"Movie Keeps Memory, Message Alive," a Commentary by Jim Walsh

February 18, 2007

Author: Jim Walsh

Source: Arizona Central


Before the Sept. 11, 2001, terrorist attacks, Balbir Singh Sodhi was a respected gasoline station owner in east Mesa who built a new life after emigrating from India.

Sodhi and his three brothers chose the United States because our Constitution guarantees freedom of religion.

He was slain outside his gas station four days after the terrorist attacks simply because he wore a turban as required by his Sikh faith. His attacker thought he looked like an Arab.

Sodhi's death was a harsh reminder that religious freedom has not always equaled religious tolerance in our country.

Throughout our nation's history, members of numerous religions have been victims.
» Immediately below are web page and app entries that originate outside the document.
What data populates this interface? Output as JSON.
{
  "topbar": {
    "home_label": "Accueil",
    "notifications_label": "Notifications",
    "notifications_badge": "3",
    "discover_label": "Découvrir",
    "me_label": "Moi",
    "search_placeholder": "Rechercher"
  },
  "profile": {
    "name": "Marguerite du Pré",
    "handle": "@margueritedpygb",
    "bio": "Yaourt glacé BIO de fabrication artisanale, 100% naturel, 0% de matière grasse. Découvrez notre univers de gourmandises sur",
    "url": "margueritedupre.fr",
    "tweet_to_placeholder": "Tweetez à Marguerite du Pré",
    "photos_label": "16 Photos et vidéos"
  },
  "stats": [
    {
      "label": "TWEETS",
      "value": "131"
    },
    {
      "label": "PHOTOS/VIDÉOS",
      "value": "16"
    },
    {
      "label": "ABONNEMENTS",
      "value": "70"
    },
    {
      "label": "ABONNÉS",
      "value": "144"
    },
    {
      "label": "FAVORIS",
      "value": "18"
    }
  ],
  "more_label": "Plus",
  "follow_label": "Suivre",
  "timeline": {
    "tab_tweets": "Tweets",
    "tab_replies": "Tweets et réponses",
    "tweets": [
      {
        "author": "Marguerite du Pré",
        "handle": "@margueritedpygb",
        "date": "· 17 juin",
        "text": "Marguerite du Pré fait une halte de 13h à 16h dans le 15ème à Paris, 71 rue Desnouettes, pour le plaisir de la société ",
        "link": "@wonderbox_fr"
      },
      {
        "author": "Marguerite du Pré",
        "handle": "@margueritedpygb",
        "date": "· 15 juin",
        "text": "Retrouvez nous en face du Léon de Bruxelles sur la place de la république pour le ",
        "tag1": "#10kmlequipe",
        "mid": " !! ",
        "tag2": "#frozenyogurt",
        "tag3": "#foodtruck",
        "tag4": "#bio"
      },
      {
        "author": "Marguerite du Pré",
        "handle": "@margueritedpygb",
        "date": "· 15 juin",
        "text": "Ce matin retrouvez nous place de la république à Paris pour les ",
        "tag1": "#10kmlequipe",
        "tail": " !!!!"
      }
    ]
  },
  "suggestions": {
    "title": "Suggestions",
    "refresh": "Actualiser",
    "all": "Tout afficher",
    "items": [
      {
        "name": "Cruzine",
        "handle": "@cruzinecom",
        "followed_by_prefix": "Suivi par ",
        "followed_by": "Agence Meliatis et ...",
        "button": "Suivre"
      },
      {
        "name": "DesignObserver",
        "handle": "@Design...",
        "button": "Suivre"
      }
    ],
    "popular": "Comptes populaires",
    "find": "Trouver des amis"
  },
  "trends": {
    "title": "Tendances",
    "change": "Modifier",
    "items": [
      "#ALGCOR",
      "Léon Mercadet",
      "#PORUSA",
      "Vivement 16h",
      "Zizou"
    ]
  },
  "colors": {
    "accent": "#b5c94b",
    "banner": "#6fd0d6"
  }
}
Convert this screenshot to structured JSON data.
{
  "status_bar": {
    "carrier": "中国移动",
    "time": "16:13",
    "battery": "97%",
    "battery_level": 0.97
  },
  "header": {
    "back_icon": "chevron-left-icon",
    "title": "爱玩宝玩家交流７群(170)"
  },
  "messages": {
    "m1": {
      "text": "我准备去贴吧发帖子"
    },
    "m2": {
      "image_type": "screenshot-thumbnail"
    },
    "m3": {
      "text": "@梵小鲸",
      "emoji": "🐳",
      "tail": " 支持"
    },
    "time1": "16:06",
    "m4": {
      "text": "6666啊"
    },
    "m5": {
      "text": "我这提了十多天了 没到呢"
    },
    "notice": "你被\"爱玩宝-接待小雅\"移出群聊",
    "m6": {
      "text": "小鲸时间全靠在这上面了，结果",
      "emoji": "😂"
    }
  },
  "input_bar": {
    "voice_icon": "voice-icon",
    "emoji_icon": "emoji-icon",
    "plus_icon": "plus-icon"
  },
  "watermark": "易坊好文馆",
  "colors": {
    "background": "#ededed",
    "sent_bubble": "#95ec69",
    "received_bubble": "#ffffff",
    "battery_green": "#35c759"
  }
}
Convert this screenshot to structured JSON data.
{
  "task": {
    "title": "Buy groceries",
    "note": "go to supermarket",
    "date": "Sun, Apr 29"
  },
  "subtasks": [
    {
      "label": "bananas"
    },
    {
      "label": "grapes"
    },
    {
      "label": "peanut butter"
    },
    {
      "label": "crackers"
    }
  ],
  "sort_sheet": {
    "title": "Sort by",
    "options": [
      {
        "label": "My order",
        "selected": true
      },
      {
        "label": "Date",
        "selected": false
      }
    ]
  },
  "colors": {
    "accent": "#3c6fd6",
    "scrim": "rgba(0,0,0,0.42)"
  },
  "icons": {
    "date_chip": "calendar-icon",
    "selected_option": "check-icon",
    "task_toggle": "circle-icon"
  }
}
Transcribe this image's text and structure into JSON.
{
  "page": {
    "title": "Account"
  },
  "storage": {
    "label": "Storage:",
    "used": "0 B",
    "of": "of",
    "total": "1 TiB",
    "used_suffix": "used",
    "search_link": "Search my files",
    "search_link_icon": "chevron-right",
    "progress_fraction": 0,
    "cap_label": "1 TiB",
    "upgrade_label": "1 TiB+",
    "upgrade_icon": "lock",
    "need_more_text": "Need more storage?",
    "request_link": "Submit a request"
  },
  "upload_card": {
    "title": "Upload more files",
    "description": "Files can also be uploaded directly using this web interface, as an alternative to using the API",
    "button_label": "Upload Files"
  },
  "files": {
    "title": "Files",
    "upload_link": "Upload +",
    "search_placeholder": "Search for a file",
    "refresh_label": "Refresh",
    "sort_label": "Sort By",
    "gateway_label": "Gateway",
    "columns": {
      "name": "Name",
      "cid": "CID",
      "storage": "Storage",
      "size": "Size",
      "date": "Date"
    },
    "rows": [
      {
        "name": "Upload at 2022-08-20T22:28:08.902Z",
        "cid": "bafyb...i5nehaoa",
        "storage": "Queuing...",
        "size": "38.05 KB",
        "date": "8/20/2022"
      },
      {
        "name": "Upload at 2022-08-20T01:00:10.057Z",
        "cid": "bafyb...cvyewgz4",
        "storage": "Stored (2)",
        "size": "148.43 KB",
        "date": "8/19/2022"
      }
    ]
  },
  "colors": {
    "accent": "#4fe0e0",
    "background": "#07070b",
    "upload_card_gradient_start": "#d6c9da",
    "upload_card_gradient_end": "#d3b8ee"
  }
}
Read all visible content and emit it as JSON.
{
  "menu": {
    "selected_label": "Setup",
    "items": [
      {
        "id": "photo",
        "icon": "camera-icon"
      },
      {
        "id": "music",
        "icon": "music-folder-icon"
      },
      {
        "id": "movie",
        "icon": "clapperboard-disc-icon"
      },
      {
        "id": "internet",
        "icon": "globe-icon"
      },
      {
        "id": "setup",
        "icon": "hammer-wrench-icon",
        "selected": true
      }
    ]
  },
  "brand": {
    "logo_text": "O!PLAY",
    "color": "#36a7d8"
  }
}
Singh Sodhi became a dramatic new example as the result of one man's misguided and violent reaction to our nation's worst national tragedy.